**TASK TO COMPLETE**
Whenever a line of the records below contains the word "level", copy that line.

**MATERIAL FOR THIS TASK**
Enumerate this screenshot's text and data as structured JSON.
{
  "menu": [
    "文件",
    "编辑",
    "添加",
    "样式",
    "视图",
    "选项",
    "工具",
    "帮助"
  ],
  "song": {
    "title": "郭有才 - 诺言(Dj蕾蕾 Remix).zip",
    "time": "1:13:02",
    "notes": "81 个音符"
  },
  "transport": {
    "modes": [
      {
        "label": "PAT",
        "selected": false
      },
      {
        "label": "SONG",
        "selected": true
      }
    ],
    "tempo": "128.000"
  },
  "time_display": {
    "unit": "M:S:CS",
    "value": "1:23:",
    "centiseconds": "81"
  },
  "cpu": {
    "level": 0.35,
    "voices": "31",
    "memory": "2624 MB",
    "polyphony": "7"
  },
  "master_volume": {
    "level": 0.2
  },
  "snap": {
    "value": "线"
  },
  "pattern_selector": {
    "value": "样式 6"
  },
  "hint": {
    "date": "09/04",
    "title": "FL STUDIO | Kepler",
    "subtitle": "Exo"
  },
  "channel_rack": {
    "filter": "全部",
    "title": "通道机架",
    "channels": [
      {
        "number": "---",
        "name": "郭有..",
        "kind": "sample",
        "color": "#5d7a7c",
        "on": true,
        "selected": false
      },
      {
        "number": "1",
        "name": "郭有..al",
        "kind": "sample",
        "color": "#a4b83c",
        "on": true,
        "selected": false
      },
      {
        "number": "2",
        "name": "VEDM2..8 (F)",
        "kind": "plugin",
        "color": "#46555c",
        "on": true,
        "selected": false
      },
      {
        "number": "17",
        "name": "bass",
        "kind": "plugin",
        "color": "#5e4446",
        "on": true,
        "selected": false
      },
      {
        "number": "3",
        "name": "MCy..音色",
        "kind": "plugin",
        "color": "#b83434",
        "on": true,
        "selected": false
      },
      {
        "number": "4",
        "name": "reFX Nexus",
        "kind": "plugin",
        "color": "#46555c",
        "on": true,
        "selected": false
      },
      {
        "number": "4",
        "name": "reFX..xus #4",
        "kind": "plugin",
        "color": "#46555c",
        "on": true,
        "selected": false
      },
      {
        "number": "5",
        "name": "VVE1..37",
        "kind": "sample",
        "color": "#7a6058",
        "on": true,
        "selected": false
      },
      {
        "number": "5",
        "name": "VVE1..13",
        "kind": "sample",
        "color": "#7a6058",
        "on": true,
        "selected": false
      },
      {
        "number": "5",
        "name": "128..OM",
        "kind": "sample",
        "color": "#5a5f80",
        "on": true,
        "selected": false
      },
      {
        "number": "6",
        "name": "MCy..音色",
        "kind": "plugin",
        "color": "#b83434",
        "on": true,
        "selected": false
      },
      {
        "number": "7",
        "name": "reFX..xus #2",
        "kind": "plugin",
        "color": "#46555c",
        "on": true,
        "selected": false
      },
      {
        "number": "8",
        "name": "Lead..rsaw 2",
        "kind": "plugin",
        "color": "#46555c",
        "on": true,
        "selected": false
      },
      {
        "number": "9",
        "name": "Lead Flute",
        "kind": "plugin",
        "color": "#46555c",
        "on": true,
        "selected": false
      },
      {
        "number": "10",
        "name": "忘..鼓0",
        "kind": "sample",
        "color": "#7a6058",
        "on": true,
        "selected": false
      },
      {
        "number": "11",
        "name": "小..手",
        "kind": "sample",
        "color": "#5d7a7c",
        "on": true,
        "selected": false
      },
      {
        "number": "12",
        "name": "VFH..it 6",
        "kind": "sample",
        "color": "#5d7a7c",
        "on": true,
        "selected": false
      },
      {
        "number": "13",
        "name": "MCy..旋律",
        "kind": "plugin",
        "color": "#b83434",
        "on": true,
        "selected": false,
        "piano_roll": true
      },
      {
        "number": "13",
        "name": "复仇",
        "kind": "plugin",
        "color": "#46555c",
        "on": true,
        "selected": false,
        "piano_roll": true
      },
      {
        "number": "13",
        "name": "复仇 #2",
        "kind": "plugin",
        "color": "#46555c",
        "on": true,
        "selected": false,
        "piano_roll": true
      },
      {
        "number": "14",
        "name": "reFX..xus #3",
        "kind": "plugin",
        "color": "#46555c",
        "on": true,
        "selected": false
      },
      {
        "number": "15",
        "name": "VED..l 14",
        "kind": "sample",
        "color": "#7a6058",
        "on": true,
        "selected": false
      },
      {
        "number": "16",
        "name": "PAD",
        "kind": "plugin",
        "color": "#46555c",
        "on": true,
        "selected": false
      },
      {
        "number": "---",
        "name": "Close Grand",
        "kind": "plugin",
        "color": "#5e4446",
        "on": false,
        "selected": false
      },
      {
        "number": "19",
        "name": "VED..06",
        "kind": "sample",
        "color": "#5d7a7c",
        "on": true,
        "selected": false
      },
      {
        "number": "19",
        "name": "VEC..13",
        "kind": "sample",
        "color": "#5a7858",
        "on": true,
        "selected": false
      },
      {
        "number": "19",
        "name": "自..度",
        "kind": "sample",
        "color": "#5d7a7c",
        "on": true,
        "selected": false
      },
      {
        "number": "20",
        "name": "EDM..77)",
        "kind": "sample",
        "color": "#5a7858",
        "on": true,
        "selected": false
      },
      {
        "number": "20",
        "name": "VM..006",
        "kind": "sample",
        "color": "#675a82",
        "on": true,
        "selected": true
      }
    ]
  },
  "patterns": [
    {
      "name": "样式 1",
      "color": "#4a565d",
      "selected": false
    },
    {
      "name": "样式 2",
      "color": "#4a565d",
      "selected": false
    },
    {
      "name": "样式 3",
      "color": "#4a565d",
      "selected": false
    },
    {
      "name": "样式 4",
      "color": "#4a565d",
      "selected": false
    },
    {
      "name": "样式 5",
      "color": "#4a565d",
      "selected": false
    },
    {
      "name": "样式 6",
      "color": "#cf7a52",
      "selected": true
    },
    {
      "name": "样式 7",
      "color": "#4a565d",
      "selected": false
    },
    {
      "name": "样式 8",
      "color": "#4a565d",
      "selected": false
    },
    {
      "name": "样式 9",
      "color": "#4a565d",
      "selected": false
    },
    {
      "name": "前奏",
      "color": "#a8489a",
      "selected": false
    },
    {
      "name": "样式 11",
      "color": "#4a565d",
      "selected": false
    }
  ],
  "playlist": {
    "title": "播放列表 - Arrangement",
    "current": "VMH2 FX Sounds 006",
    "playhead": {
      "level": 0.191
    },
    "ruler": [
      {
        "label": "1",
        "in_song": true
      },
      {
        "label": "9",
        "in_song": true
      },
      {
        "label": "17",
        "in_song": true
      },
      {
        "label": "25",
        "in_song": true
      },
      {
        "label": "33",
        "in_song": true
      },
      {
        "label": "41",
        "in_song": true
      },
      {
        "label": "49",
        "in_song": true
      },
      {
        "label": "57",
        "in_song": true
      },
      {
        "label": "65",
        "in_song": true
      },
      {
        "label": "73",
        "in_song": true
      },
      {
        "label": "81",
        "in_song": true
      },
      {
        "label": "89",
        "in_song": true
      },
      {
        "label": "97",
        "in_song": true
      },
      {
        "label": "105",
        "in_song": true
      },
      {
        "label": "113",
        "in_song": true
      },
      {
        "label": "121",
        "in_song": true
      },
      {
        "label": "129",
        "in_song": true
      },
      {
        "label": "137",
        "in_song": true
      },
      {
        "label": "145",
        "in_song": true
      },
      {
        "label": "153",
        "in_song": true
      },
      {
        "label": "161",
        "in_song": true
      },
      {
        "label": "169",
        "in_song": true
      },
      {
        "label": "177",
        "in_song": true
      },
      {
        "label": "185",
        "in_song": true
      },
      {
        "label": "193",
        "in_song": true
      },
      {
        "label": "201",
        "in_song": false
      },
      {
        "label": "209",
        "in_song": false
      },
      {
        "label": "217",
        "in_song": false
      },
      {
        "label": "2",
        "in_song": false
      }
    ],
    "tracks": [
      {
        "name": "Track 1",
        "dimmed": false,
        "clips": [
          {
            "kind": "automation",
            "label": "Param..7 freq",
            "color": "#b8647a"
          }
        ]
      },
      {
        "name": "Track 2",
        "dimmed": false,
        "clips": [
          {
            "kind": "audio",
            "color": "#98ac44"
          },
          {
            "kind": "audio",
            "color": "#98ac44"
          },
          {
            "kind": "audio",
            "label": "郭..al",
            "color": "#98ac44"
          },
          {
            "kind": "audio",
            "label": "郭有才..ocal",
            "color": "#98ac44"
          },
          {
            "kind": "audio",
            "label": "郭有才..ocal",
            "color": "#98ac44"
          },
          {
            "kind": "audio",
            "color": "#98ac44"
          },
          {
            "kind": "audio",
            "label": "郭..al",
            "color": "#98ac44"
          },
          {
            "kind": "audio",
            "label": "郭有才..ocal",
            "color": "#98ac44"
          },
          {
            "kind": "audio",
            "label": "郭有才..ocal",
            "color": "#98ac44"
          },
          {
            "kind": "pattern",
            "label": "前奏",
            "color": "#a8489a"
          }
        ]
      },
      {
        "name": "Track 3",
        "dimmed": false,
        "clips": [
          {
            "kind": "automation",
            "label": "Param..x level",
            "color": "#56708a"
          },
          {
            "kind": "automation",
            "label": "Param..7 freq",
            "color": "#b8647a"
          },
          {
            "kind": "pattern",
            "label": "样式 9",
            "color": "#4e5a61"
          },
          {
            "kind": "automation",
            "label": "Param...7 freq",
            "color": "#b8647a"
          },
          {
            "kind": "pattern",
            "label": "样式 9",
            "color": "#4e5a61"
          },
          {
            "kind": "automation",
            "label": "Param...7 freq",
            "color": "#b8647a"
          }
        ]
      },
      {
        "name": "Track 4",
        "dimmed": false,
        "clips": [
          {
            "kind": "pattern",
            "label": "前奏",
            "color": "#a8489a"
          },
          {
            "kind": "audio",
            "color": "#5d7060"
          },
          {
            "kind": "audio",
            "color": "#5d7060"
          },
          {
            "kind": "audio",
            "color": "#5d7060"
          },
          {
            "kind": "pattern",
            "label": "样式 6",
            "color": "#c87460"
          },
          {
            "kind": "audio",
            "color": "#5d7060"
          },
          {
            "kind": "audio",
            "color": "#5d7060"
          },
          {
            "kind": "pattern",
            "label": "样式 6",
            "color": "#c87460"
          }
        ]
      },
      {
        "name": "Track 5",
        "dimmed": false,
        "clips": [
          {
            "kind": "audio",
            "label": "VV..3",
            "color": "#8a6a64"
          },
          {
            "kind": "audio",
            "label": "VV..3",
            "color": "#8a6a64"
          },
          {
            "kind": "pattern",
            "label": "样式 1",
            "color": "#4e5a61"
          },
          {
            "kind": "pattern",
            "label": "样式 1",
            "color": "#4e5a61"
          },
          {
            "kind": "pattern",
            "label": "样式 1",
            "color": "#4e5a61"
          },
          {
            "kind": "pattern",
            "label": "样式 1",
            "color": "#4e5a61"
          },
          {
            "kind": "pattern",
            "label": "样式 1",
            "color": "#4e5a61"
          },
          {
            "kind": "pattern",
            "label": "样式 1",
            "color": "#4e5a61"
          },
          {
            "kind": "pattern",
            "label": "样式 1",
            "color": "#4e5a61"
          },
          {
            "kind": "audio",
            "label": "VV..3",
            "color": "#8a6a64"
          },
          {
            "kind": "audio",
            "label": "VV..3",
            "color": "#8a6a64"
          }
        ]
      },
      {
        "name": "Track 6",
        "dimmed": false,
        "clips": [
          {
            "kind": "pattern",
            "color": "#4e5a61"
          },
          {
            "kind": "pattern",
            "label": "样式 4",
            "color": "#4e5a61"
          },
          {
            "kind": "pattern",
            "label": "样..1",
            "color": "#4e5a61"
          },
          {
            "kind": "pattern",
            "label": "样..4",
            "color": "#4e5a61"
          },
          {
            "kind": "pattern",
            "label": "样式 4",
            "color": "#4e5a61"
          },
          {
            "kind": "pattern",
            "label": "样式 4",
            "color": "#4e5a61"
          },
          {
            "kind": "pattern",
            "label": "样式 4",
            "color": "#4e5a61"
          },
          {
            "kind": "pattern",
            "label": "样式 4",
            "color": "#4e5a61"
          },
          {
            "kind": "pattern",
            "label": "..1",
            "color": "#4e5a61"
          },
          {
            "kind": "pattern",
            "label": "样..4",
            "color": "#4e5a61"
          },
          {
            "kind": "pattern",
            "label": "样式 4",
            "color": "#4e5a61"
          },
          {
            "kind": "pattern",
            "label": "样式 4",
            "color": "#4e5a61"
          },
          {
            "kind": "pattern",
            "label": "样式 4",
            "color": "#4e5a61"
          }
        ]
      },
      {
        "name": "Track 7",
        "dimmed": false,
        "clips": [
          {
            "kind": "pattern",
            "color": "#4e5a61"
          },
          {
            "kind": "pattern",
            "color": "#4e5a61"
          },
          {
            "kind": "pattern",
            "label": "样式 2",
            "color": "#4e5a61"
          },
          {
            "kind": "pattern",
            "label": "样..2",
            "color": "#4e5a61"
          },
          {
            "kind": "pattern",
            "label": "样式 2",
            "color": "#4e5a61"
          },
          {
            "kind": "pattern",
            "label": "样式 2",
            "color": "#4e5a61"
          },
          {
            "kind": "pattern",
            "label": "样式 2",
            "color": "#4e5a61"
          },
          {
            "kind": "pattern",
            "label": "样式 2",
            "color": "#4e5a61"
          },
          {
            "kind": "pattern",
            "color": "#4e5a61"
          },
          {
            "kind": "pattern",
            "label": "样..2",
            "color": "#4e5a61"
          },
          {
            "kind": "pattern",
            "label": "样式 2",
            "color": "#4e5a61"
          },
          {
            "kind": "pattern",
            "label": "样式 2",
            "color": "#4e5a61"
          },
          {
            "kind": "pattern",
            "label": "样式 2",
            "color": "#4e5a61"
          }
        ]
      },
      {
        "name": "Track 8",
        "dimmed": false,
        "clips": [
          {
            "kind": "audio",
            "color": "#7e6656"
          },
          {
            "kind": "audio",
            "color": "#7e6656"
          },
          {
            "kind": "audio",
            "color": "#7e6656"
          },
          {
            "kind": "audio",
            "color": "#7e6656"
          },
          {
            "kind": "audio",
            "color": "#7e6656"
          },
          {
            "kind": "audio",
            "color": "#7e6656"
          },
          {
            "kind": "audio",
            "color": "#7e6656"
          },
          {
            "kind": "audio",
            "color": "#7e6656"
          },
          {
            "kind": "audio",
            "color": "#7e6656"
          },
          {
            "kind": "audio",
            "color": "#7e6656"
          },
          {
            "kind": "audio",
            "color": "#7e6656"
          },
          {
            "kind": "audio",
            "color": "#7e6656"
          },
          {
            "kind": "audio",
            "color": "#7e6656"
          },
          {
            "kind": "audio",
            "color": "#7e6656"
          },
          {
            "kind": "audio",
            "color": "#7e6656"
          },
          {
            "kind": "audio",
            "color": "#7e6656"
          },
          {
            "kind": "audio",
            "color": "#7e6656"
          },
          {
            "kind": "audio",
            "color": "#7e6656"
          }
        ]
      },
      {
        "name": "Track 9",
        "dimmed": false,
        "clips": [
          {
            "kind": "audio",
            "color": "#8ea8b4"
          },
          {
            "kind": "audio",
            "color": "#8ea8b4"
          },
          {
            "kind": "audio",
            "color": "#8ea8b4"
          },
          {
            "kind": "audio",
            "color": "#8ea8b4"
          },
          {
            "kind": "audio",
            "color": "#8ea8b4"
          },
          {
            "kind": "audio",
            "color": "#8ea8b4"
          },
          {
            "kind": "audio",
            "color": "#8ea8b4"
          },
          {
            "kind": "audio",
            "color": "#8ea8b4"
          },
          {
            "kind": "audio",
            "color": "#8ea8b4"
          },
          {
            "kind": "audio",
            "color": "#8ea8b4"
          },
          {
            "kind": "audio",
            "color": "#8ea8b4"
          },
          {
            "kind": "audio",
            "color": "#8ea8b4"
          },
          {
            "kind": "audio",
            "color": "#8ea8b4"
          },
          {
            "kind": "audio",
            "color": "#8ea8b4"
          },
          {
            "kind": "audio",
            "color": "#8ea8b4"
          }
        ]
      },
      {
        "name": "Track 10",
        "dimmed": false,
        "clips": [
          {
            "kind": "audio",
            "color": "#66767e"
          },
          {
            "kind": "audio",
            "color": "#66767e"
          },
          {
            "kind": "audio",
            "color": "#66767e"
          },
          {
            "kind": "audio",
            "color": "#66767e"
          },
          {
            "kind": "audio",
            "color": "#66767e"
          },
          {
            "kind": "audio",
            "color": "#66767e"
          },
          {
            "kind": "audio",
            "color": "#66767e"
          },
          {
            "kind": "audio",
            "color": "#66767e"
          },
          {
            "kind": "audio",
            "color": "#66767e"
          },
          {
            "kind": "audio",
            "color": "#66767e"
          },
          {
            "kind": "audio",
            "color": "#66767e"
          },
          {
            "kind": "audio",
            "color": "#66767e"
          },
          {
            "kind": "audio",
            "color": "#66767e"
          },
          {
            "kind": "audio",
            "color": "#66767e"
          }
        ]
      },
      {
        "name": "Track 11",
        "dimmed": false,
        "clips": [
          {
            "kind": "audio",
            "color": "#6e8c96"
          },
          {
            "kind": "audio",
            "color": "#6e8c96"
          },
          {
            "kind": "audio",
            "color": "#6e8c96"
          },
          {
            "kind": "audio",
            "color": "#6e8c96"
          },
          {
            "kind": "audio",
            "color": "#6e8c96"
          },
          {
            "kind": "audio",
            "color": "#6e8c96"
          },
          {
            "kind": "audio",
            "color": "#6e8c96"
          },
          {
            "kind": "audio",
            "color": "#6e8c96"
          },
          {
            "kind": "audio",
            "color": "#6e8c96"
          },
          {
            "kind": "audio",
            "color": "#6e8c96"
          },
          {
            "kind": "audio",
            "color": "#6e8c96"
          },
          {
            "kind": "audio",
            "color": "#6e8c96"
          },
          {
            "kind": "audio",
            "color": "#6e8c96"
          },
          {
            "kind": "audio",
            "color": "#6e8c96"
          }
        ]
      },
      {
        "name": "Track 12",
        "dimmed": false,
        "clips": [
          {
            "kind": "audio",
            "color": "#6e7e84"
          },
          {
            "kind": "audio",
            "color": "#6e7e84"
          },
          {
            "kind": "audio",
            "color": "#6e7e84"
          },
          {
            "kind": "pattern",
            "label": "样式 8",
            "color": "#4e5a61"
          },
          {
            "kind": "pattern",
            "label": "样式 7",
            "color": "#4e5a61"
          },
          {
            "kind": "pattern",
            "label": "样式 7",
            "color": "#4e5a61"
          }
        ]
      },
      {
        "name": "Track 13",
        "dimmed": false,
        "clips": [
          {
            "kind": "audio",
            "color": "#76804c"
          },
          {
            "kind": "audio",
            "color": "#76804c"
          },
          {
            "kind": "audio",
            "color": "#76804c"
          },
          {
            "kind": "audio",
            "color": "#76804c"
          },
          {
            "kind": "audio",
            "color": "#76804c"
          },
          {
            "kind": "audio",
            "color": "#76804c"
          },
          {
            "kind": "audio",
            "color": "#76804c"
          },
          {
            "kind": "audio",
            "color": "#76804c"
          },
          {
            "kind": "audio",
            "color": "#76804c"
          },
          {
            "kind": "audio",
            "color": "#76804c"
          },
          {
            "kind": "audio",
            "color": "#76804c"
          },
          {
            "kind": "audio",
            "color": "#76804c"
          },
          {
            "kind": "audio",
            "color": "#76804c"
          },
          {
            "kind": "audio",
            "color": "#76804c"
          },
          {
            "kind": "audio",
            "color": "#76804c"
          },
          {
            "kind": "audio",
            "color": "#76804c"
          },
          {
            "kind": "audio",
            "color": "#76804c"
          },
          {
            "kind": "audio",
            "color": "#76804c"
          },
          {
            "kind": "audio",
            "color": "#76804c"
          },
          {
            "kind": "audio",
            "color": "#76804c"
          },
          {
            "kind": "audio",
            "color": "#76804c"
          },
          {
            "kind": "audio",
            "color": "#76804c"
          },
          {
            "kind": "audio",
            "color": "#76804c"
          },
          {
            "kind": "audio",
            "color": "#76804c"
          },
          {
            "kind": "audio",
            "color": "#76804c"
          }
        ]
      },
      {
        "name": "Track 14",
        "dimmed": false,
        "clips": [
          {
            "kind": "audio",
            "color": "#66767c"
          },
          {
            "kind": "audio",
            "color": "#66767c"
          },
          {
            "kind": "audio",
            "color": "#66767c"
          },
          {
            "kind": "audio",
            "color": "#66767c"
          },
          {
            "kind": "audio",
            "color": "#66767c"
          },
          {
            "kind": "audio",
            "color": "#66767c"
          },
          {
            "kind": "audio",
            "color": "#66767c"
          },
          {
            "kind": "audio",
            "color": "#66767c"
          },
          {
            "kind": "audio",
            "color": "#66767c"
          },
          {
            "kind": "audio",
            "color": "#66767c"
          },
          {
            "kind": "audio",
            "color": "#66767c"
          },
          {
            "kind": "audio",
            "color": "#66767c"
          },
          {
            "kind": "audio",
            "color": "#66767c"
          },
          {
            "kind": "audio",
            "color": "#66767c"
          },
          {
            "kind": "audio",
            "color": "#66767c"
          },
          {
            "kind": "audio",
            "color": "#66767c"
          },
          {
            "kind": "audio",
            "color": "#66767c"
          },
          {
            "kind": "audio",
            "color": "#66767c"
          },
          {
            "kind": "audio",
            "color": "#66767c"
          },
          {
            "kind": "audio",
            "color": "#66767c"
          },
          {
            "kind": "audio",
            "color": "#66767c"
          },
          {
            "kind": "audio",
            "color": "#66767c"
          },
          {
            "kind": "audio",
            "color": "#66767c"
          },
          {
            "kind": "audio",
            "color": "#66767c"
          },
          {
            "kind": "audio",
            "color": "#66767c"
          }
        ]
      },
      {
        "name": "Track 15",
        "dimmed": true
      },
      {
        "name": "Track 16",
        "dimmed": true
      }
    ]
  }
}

**WRITTEN ANSWER**
    "level": 0.35,
    "level": 0.2
      "level": 0.191
            "label": "Param..x level",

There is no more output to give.